Release of the draft policy, which is intended to be the blueprint for the future administration of Australian airspace, comes as the government plans to remove airspace regulation from air traffic services provider Airservices Australia and hand it over to the Civil Aviation Safety Authority from 1 July.
The draft policy highlights the country's commitment to new aviation technology, including automatic dependent surveillance - broadcast (ADS-B), which Australia is already implementing in upper airspace.
Australia will examine and implement global navigation satellite system technologies, including an appropriate augmentation system for the country, the document says.
In addition, the government is planning further integration of civil and military airspace functions. The process, under Project Genesis, has already been implemented at a number of locations in the country as part of an integrated operating concept designed to lead to a single national air traffic management system.
The government says it remains committed to the country's airspace reorganisation under the National Airspace System programme, which has caused controversy in the past.
Future NAS stages will be implemented subject to the results of an enhanced analytical process, including cost-benefit and a single common risk management framework, while closer consultation with stakeholders will be conducted, it says.
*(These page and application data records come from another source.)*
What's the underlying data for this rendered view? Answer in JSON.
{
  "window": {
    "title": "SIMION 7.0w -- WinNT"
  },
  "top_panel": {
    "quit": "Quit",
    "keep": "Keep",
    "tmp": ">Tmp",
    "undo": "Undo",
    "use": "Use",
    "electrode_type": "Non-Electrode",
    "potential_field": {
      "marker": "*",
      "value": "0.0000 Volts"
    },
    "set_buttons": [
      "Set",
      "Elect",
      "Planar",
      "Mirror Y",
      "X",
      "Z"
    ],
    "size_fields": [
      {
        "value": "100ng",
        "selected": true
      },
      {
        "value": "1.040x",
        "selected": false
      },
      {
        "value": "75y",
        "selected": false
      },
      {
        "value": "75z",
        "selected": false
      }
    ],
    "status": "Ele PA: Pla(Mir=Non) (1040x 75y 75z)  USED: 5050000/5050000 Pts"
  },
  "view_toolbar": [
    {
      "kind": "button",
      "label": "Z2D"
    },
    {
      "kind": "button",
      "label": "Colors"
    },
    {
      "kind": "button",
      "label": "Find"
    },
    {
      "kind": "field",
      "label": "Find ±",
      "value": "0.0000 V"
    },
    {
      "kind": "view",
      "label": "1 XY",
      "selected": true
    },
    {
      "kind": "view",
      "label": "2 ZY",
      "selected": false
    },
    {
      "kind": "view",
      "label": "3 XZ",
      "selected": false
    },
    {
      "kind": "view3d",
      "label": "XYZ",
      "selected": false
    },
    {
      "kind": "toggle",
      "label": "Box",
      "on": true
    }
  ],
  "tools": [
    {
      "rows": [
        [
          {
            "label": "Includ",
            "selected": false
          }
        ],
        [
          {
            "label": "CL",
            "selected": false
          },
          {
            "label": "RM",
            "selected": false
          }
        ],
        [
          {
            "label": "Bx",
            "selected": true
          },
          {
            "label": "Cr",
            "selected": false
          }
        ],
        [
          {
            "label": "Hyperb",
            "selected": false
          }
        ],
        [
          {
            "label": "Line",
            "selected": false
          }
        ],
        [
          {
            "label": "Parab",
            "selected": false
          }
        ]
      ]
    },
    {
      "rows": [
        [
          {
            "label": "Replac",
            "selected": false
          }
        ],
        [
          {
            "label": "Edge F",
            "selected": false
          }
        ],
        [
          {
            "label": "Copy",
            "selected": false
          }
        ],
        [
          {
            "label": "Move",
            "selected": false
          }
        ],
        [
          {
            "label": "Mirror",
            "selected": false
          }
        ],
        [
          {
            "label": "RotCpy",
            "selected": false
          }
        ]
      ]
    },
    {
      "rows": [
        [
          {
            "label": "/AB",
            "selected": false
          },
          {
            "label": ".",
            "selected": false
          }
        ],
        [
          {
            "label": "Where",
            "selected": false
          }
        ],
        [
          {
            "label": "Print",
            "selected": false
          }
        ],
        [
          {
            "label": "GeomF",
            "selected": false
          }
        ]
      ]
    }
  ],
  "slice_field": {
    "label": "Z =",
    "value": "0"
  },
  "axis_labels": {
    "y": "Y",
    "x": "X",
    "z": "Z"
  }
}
A new Office of Airspace Regulation will be created within CASA to take on the airspace regulatory function in an effort to address any perceived conflict of interest between Airservice's service delivery functions and its role as the airspace regulator.